On July 27, 2011, the Cincinnati Bengals signed a running back out of the University of Massachusetts as an undrafted free agent. He did not make the team out of camp, spent the 2011 season and most of 2012 with the Omaha Nighthawks of the United Football League, and then finished the 2012 season at the back of the New York Jets roster, playing nine special teams snaps. His name? John Griffin.

As I’m sure you can tell, I have a rather generic name — after all, when I took one of the many New York City high school admissions tests more than a decade ago, they lined us up alphabetically, and there were three other students named “John Griffin” taking the exam at the exact same time. With the Super Bowl occurring later today, my thoughts turned to my identically-named counterpart on the Jets, and that got me wondering, “Are there any football players who have the same name as a member of the Yankees?”

And so I dove into Pro Football Reference, the NFL counterpart to Baseball Reference, and I searched the database for any player who shares a name with a member of the current Yankees team. As it turns out, there isn’t one — perhaps not surprising, as the team doesn’t exactly have any common names on the 40-man roster. Going back the last few years, in fact, gives us only pitcher A.J. Cole, who pitched for the Yankees in 2018. He shares a name with Raiders All-Pro punter A.J. Cole III. But players who share a first or last name? Well, there are more than a few of those.

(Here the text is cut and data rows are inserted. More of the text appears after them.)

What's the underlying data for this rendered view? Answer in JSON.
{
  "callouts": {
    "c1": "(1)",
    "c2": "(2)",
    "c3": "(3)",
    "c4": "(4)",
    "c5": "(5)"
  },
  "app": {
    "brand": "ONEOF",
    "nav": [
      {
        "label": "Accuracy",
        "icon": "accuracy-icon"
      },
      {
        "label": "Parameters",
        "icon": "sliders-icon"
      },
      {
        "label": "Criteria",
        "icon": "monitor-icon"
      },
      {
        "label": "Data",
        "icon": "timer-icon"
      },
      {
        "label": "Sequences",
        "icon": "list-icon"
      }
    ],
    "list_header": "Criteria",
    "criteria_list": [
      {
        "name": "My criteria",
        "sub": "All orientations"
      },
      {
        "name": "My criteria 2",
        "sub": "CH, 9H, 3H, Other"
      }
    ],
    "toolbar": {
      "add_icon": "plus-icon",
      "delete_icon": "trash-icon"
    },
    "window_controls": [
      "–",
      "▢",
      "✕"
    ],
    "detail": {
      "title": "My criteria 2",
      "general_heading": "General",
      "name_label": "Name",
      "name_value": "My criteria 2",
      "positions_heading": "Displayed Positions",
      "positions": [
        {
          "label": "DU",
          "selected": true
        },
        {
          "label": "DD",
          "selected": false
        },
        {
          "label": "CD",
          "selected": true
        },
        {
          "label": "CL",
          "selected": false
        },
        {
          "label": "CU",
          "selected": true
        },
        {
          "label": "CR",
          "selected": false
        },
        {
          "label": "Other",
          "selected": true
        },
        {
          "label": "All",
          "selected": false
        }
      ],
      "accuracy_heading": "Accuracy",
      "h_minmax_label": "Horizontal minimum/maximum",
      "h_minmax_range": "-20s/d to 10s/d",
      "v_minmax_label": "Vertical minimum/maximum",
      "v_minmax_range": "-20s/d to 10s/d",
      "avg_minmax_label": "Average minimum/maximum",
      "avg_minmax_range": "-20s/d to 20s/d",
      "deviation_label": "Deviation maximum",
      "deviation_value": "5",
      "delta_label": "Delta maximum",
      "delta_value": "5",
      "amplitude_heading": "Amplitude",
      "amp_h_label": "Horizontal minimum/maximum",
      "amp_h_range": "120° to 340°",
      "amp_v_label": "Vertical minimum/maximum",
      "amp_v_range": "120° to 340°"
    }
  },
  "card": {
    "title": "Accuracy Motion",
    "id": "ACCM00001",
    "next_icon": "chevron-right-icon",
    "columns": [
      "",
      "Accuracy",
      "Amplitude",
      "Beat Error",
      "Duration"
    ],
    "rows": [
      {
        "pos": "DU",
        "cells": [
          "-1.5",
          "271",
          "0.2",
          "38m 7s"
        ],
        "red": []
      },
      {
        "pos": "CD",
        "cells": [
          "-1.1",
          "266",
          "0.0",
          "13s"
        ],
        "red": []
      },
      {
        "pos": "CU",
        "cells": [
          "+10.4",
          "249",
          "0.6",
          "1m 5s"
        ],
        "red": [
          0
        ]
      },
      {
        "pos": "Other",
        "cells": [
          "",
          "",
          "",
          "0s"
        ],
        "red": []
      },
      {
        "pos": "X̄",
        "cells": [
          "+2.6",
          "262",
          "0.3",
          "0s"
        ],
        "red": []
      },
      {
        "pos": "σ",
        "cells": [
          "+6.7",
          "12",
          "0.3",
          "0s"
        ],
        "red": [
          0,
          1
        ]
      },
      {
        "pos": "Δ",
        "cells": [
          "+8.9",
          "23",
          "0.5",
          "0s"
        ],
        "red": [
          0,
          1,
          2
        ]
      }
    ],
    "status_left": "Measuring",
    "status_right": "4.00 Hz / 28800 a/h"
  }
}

When it comes to first names, it’s not surprising that there are more than a few players with the name “DJ” (DJ Chark, D.J. Montgomery, D.J. Fluker), “Joey” (Joey Bosa), and “Anthony” (Anthony Barr, Anthony Averett, Anthony Hitchens). But did you expect there to be an NFL player who shared a first name with Yankees pitcher Jameson Taillon? Originally signed as an undrafted free agent by the Cleveland Browns, cornerback Jameson Houston has spent time on the Carolina Panthers, Philadelphia Eagles, and Jacksonville Jaguars practice squads; he was elevated to the Eagles active roster three times in 2020, playing 44 defensive and special teams snaps.

How about Brody Koerner? The rookie pitcher, famous for sitting on the active roster for 17 days between appearances — after throwing two innings on August 3rd, he didn’t return to the mound until August 20th — is currently the only player in Major League history with the first name “Brody.” The NFL, meanwhile, has had two players with that name in the 21st century: tight end Brody Liddiard, who played for the Miami Dolphins and Minnesota Vikings from 2000 to 2003, and center Brody Eldridge, who played for the Colts in 2010 and 2011.

Perhaps not surprisingly, last names are a bit more common. Cleveland fullback Johnny Stanton and former quarterback Drew Stanton share a name with one of the Yankees’ large home run machines, while recently-fired Giants head coach and current Patriots offensive specialist/Giants head coach washout Joe Judge shares his with the other. The Chicago Bears, meanwhile, have a pair of players, David Montgomery and Akiem Hicks, who share last names with the Yankees left-handed pitcher and switch-hitting center fielder, respectively.

At the end of the day, does this tell us anything? Perhaps eventually, if we do a comprehensive analysis of the names of athletes compared to names within the general population. Obviously, we’re not doing that today, so for now, it’s just a fun way to take a stroll through the NFL on Super Bowl Sunday.

... Yeah, the lockout can’t end soon enough.